Common conditions include: nonbacterial chronic prostasis, interstitial cystitis/painful bladder syndrome, coccyx, groin, or sacroiliac pain, testicular, or perineal pain. Thankfully there are solutions to these problems. Our advanced treatment plans include a combination of therapies aimed at decreasing your pain and increasing function. You will work closely with your therapist to set goals and achieve them, getting you back to feeling comfortable and confident.

Many men experience bladder leakage, whether after prostate surgery, during exercise, or just day-to-day activities. Bladder leakage is a very common disorder, but it is not normal for your body. Using a variety of conservative techniques including bladder retraining, pelvic floor strengthening/relaxation, core exercise, manual techniques, and patient education, our Pelvic Floor specialist will help you restore your body’s natural function.

Bowel incontinence is a condition that can drastically affect one’s quality of life. Pelvic Floor Muscle Therapy has been used successfully to treat bowel incontinence and chronic flatulence, significantly improving bowel function.

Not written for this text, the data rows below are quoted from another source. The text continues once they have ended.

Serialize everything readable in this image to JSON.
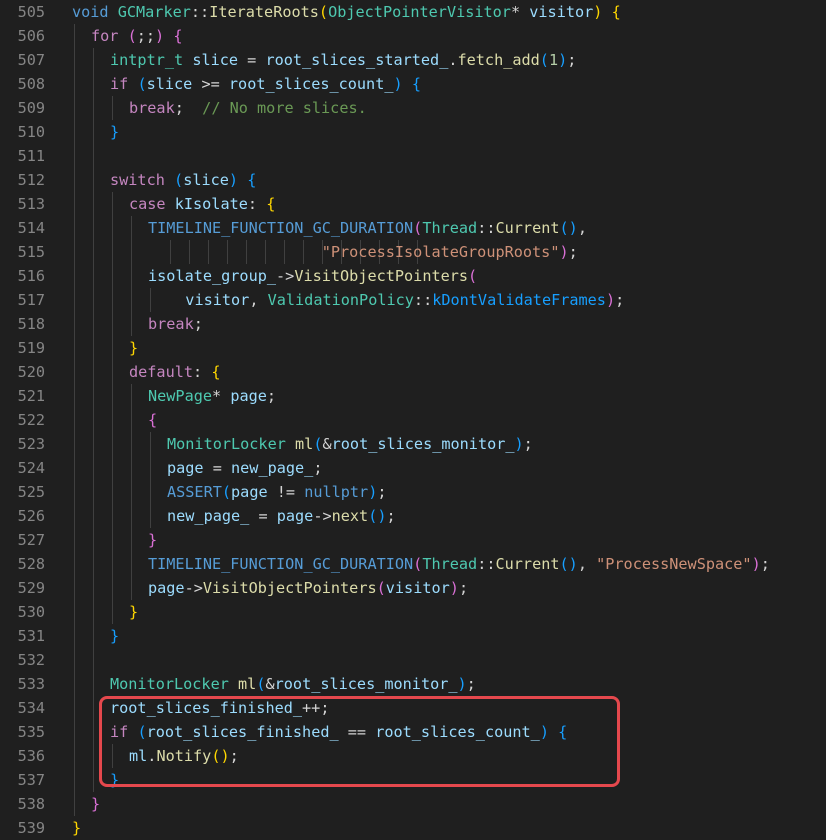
{
  "editor": {
    "lines": [
      {
        "num": "505",
        "indent": 0,
        "tokens": [
          [
            "void",
            "kw"
          ],
          [
            " ",
            ""
          ],
          [
            "GCMarker",
            "type"
          ],
          [
            "::",
            "op"
          ],
          [
            "IterateRoots",
            "fn"
          ],
          [
            "(",
            "p1"
          ],
          [
            "ObjectPointerVisitor",
            "type"
          ],
          [
            "*",
            "op"
          ],
          [
            " ",
            ""
          ],
          [
            "visitor",
            "var"
          ],
          [
            ")",
            "p1"
          ],
          [
            " ",
            ""
          ],
          [
            "{",
            "p1"
          ]
        ]
      },
      {
        "num": "506",
        "indent": 1,
        "tokens": [
          [
            "for",
            "ctrl"
          ],
          [
            " ",
            ""
          ],
          [
            "(",
            "p2"
          ],
          [
            ";;",
            "op"
          ],
          [
            ")",
            "p2"
          ],
          [
            " ",
            ""
          ],
          [
            "{",
            "p2"
          ]
        ]
      },
      {
        "num": "507",
        "indent": 2,
        "tokens": [
          [
            "intptr_t",
            "type"
          ],
          [
            " ",
            ""
          ],
          [
            "slice",
            "var"
          ],
          [
            " = ",
            "op"
          ],
          [
            "root_slices_started_",
            "var"
          ],
          [
            ".",
            "op"
          ],
          [
            "fetch_add",
            "fn"
          ],
          [
            "(",
            "p3"
          ],
          [
            "1",
            "num"
          ],
          [
            ")",
            "p3"
          ],
          [
            ";",
            "op"
          ]
        ]
      },
      {
        "num": "508",
        "indent": 2,
        "tokens": [
          [
            "if",
            "ctrl"
          ],
          [
            " ",
            ""
          ],
          [
            "(",
            "p3"
          ],
          [
            "slice",
            "var"
          ],
          [
            " >= ",
            "op"
          ],
          [
            "root_slices_count_",
            "var"
          ],
          [
            ")",
            "p3"
          ],
          [
            " ",
            ""
          ],
          [
            "{",
            "p3"
          ]
        ]
      },
      {
        "num": "509",
        "indent": 3,
        "tokens": [
          [
            "break",
            "ctrl"
          ],
          [
            ";",
            "op"
          ],
          [
            "  ",
            ""
          ],
          [
            "// No more slices.",
            "com"
          ]
        ]
      },
      {
        "num": "510",
        "indent": 2,
        "tokens": [
          [
            "}",
            "p3"
          ]
        ]
      },
      {
        "num": "511",
        "indent": 2,
        "tokens": []
      },
      {
        "num": "512",
        "indent": 2,
        "tokens": [
          [
            "switch",
            "ctrl"
          ],
          [
            " ",
            ""
          ],
          [
            "(",
            "p3"
          ],
          [
            "slice",
            "var"
          ],
          [
            ")",
            "p3"
          ],
          [
            " ",
            ""
          ],
          [
            "{",
            "p3"
          ]
        ]
      },
      {
        "num": "513",
        "indent": 3,
        "tokens": [
          [
            "case",
            "ctrl"
          ],
          [
            " ",
            ""
          ],
          [
            "kIsolate",
            "var"
          ],
          [
            ":",
            "op"
          ],
          [
            " ",
            ""
          ],
          [
            "{",
            "p1"
          ]
        ]
      },
      {
        "num": "514",
        "indent": 4,
        "tokens": [
          [
            "TIMELINE_FUNCTION_GC_DURATION",
            "kw"
          ],
          [
            "(",
            "p2"
          ],
          [
            "Thread",
            "type"
          ],
          [
            "::",
            "op"
          ],
          [
            "Current",
            "fn"
          ],
          [
            "(",
            "p3"
          ],
          [
            ")",
            "p3"
          ],
          [
            ",",
            "op"
          ]
        ]
      },
      {
        "num": "515",
        "indent": 4,
        "guides_extra": [
          170,
          189,
          208,
          227,
          246,
          265,
          284,
          303,
          322,
          341,
          360,
          379,
          398,
          417
        ],
        "tokens": [
          [
            "                   ",
            ""
          ],
          [
            "\"ProcessIsolateGroupRoots\"",
            "str"
          ],
          [
            ")",
            "p2"
          ],
          [
            ";",
            "op"
          ]
        ]
      },
      {
        "num": "516",
        "indent": 4,
        "tokens": [
          [
            "isolate_group_",
            "var"
          ],
          [
            "->",
            "op"
          ],
          [
            "VisitObjectPointers",
            "fn"
          ],
          [
            "(",
            "p2"
          ]
        ]
      },
      {
        "num": "517",
        "indent": 5,
        "tokens": [
          [
            "  ",
            ""
          ],
          [
            "visitor",
            "var"
          ],
          [
            ", ",
            "op"
          ],
          [
            "ValidationPolicy",
            "type"
          ],
          [
            "::",
            "op"
          ],
          [
            "kDontValidateFrames",
            "p3"
          ],
          [
            ")",
            "p2"
          ],
          [
            ";",
            "op"
          ]
        ]
      },
      {
        "num": "518",
        "indent": 4,
        "tokens": [
          [
            "break",
            "ctrl"
          ],
          [
            ";",
            "op"
          ]
        ]
      },
      {
        "num": "519",
        "indent": 3,
        "tokens": [
          [
            "}",
            "p1"
          ]
        ]
      },
      {
        "num": "520",
        "indent": 3,
        "tokens": [
          [
            "default",
            "ctrl"
          ],
          [
            ":",
            "op"
          ],
          [
            " ",
            ""
          ],
          [
            "{",
            "p1"
          ]
        ]
      },
      {
        "num": "521",
        "indent": 4,
        "tokens": [
          [
            "NewPage",
            "type"
          ],
          [
            "*",
            "op"
          ],
          [
            " ",
            ""
          ],
          [
            "page",
            "var"
          ],
          [
            ";",
            "op"
          ]
        ]
      },
      {
        "num": "522",
        "indent": 4,
        "tokens": [
          [
            "{",
            "p2"
          ]
        ]
      },
      {
        "num": "523",
        "indent": 5,
        "tokens": [
          [
            "MonitorLocker",
            "type"
          ],
          [
            " ",
            ""
          ],
          [
            "ml",
            "fn"
          ],
          [
            "(",
            "p3"
          ],
          [
            "&",
            "op"
          ],
          [
            "root_slices_monitor_",
            "var"
          ],
          [
            ")",
            "p3"
          ],
          [
            ";",
            "op"
          ]
        ]
      },
      {
        "num": "524",
        "indent": 5,
        "tokens": [
          [
            "page",
            "var"
          ],
          [
            " = ",
            "op"
          ],
          [
            "new_page_",
            "var"
          ],
          [
            ";",
            "op"
          ]
        ]
      },
      {
        "num": "525",
        "indent": 5,
        "tokens": [
          [
            "ASSERT",
            "kw"
          ],
          [
            "(",
            "p3"
          ],
          [
            "page",
            "var"
          ],
          [
            " != ",
            "op"
          ],
          [
            "nullptr",
            "kw"
          ],
          [
            ")",
            "p3"
          ],
          [
            ";",
            "op"
          ]
        ]
      },
      {
        "num": "526",
        "indent": 5,
        "tokens": [
          [
            "new_page_",
            "var"
          ],
          [
            " = ",
            "op"
          ],
          [
            "page",
            "var"
          ],
          [
            "->",
            "op"
          ],
          [
            "next",
            "fn"
          ],
          [
            "(",
            "p3"
          ],
          [
            ")",
            "p3"
          ],
          [
            ";",
            "op"
          ]
        ]
      },
      {
        "num": "527",
        "indent": 4,
        "tokens": [
          [
            "}",
            "p2"
          ]
        ]
      },
      {
        "num": "528",
        "indent": 4,
        "tokens": [
          [
            "TIMELINE_FUNCTION_GC_DURATION",
            "kw"
          ],
          [
            "(",
            "p2"
          ],
          [
            "Thread",
            "type"
          ],
          [
            "::",
            "op"
          ],
          [
            "Current",
            "fn"
          ],
          [
            "(",
            "p3"
          ],
          [
            ")",
            "p3"
          ],
          [
            ", ",
            "op"
          ],
          [
            "\"ProcessNewSpace\"",
            "str"
          ],
          [
            ")",
            "p2"
          ],
          [
            ";",
            "op"
          ]
        ]
      },
      {
        "num": "529",
        "indent": 4,
        "tokens": [
          [
            "page",
            "var"
          ],
          [
            "->",
            "op"
          ],
          [
            "VisitObjectPointers",
            "fn"
          ],
          [
            "(",
            "p2"
          ],
          [
            "visitor",
            "var"
          ],
          [
            ")",
            "p2"
          ],
          [
            ";",
            "op"
          ]
        ]
      },
      {
        "num": "530",
        "indent": 3,
        "tokens": [
          [
            "}",
            "p1"
          ]
        ]
      },
      {
        "num": "531",
        "indent": 2,
        "tokens": [
          [
            "}",
            "p3"
          ]
        ]
      },
      {
        "num": "532",
        "indent": 2,
        "tokens": []
      },
      {
        "num": "533",
        "indent": 2,
        "tokens": [
          [
            "MonitorLocker",
            "type"
          ],
          [
            " ",
            ""
          ],
          [
            "ml",
            "fn"
          ],
          [
            "(",
            "p3"
          ],
          [
            "&",
            "op"
          ],
          [
            "root_slices_monitor_",
            "var"
          ],
          [
            ")",
            "p3"
          ],
          [
            ";",
            "op"
          ]
        ]
      },
      {
        "num": "534",
        "indent": 2,
        "tokens": [
          [
            "root_slices_finished_",
            "var"
          ],
          [
            "++;",
            "op"
          ]
        ]
      },
      {
        "num": "535",
        "indent": 2,
        "tokens": [
          [
            "if",
            "ctrl"
          ],
          [
            " ",
            ""
          ],
          [
            "(",
            "p3"
          ],
          [
            "root_slices_finished_",
            "var"
          ],
          [
            " == ",
            "op"
          ],
          [
            "root_slices_count_",
            "var"
          ],
          [
            ")",
            "p3"
          ],
          [
            " ",
            ""
          ],
          [
            "{",
            "p3"
          ]
        ]
      },
      {
        "num": "536",
        "indent": 3,
        "tokens": [
          [
            "ml",
            "var"
          ],
          [
            ".",
            "op"
          ],
          [
            "Notify",
            "fn"
          ],
          [
            "(",
            "p1"
          ],
          [
            ")",
            "p1"
          ],
          [
            ";",
            "op"
          ]
        ]
      },
      {
        "num": "537",
        "indent": 2,
        "tokens": [
          [
            "}",
            "p3"
          ]
        ]
      },
      {
        "num": "538",
        "indent": 1,
        "tokens": [
          [
            "}",
            "p2"
          ]
        ]
      },
      {
        "num": "539",
        "indent": 0,
        "tokens": [
          [
            "}",
            "p1"
          ]
        ]
      }
    ]
  }
}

Other conservative treatments used in addition to pelvic floor rehab include dietary modifications and behavioral bowel retraining.

Constipation is a highly prevalent issue for men and women. Approximately 16% of adult Americans suffer from chronic constipation. Constipation can include difficulty emptying your bowels or infrequent bowel movements. Research has shown that 50% of people with constipation also have another pelvic floor dysfunction. The good news is, you don’t have to keep living with it. Consulting with a pelvic floor therapist is the first step to improving your bowel health and function.

Pudendal Nerve Dysfunction includes pudendal neuralgia, pudendal nerve irritation, and pudendal nerve entrapment. Symptoms can include:

  • Pelvic pain with sitting, but improvement with standing or sitting on a toilet seat.
  • Discomfort with tight clothing.
  • Bladder and/or bowel symptoms (hesitancy, frequency, urgency, retention, constipation, pain
  • Dyspareunia
  • Genital pain
  • Anal pain

After a prostatectomy, the pelvic floor muscles have to work overtime to make up for the loss of support. Receiving Pelvic Floor Muscle Therapy before and after surgery can help train the pelvic floor muscles to reduce incontinence. It is suggested that you come in for at least one pre-operative appointment before surgery to learn exercises and discuss activity restrictions for after surgery.

Once you’ve been cleared by your surgeon, approximately 6 weeks post-surgery, you can begin post-operative pelvic muscle treatment. This will include continued pelvic muscle strengthening, reduction of pelvic wall scar adhesion, and education on proper body mechanics and bladder habits.